In his essay collection, Eating the Dinosaur, Chuck Klosterman discusses advertising strategy in a Mad Men world. He argues that we as viewers grasp the perfection of Don Draper's Kodak speech in the first season because we understand that advertising is not selling us a product, but rather our feelings about a product. That may not be something that people understood fifty years ago, but we buy something because we understand what intangibles a brand is selling and we want to be associated with that brand (his actual example in the book is Obama and Pepsi). I argue that we don't look for not-so-hidden themes in advertising, but in everything we watch. Maybe it's the advertising that conditioned us to do this, maybe it's the other way around, but it's why people immediately jumped at Avatar and its anti-imperialism message. Yes, that notion could not have been any more clear in that movie, but neither could the Lost Cause mythology have been any more clear in Gone With The Wind and it's only recently that I hear people discussing that.

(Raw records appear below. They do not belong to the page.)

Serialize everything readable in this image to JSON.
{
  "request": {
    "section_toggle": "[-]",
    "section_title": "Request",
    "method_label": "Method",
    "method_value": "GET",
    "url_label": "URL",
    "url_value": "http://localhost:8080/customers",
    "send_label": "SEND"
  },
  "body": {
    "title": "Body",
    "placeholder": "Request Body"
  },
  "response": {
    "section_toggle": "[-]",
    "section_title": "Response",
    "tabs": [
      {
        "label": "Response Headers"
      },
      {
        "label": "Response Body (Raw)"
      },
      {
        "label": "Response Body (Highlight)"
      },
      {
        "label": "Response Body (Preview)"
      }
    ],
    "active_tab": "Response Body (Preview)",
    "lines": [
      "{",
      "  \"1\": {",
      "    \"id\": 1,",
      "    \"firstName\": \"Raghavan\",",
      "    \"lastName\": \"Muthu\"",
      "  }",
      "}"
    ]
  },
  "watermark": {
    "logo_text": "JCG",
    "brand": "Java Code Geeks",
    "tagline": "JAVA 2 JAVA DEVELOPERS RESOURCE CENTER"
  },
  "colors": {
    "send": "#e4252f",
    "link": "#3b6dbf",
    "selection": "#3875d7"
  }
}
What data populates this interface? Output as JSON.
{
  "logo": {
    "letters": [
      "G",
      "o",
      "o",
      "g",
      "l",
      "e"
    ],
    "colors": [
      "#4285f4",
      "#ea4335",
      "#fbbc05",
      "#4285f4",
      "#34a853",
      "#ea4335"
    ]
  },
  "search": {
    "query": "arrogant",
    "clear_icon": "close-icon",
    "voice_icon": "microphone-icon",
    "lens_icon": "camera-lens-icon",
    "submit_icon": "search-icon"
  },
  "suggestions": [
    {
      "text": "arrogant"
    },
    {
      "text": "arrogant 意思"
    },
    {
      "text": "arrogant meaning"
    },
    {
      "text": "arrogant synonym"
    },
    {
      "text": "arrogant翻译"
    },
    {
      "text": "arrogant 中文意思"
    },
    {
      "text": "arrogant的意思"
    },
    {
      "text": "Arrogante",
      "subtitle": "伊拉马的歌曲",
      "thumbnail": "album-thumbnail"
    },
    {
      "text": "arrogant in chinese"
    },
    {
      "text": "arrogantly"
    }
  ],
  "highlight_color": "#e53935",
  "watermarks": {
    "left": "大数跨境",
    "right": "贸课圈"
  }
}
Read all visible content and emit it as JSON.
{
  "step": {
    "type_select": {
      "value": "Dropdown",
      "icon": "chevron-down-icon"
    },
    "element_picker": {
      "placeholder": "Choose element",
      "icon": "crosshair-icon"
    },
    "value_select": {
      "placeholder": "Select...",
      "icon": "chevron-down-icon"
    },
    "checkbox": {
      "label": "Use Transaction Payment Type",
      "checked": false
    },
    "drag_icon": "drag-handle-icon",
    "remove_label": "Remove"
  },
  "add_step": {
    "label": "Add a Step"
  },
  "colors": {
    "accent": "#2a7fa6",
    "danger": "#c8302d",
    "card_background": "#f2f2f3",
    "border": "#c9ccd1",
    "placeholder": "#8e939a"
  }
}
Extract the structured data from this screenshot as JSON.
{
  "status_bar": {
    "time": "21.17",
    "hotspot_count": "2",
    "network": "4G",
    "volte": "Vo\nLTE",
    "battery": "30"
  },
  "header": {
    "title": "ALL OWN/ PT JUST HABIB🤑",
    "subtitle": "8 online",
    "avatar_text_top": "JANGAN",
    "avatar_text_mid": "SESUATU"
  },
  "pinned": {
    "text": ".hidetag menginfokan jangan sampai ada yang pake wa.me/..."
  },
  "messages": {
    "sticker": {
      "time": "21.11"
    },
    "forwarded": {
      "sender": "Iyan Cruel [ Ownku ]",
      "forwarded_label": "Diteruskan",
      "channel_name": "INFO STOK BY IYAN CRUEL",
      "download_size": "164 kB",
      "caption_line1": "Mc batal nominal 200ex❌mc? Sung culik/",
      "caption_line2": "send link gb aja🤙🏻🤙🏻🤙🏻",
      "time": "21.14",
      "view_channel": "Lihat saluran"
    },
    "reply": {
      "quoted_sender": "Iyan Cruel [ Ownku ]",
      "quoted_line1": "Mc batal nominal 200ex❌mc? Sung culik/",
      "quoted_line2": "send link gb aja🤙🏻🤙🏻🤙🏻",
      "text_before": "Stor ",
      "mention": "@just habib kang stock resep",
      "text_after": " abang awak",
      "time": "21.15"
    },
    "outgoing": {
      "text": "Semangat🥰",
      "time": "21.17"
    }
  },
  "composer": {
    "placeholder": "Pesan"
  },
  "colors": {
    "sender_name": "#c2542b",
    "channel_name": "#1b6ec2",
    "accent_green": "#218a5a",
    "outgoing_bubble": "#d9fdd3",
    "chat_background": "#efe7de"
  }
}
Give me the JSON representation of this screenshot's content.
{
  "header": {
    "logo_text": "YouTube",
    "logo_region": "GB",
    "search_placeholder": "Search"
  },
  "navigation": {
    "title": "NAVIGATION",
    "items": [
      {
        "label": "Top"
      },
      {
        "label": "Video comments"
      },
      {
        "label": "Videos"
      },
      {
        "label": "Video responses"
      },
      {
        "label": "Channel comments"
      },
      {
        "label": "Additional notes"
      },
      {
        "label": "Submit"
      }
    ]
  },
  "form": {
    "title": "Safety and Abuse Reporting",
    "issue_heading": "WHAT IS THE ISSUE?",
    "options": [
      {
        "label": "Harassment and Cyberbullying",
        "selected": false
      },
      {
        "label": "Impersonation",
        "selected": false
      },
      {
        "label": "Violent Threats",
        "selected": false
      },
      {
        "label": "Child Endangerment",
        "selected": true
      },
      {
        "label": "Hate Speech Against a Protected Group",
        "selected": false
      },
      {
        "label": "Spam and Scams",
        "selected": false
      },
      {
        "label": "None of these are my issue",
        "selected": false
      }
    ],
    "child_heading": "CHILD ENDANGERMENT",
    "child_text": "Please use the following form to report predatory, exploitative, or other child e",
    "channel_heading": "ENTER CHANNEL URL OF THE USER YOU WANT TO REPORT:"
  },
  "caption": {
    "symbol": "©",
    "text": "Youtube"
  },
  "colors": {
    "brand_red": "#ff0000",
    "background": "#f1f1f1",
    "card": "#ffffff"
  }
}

We look for the hidden meaning in things that we watch and those who make what we watch know it. Again, this is most clear in advertising because it is usually something we are watching for free and they try to provide impetus for us to act, but it is of course true in movies or television. Cameron wanted us to think about the War in Iraq when he made Avatar, just like Lucas did in the Star Wars prequels. Similarly, a movie can be made devoid of hidden meaning so that viewers are encouraged to enjoy it only at face value (prime example: Gladiator). Movie makers have been doing this for a long time, to be sure, but the major discourse of these themes had been the purview of critics until blogs democratized that flow of thought. People like to deconstruct what they watch and so it is no coincidence when a movie tries to reveal a theme to make itself more interesting than it may be at face value. Enter: X-Men: First Class.
A mild spoiler warning for what comes after the jump.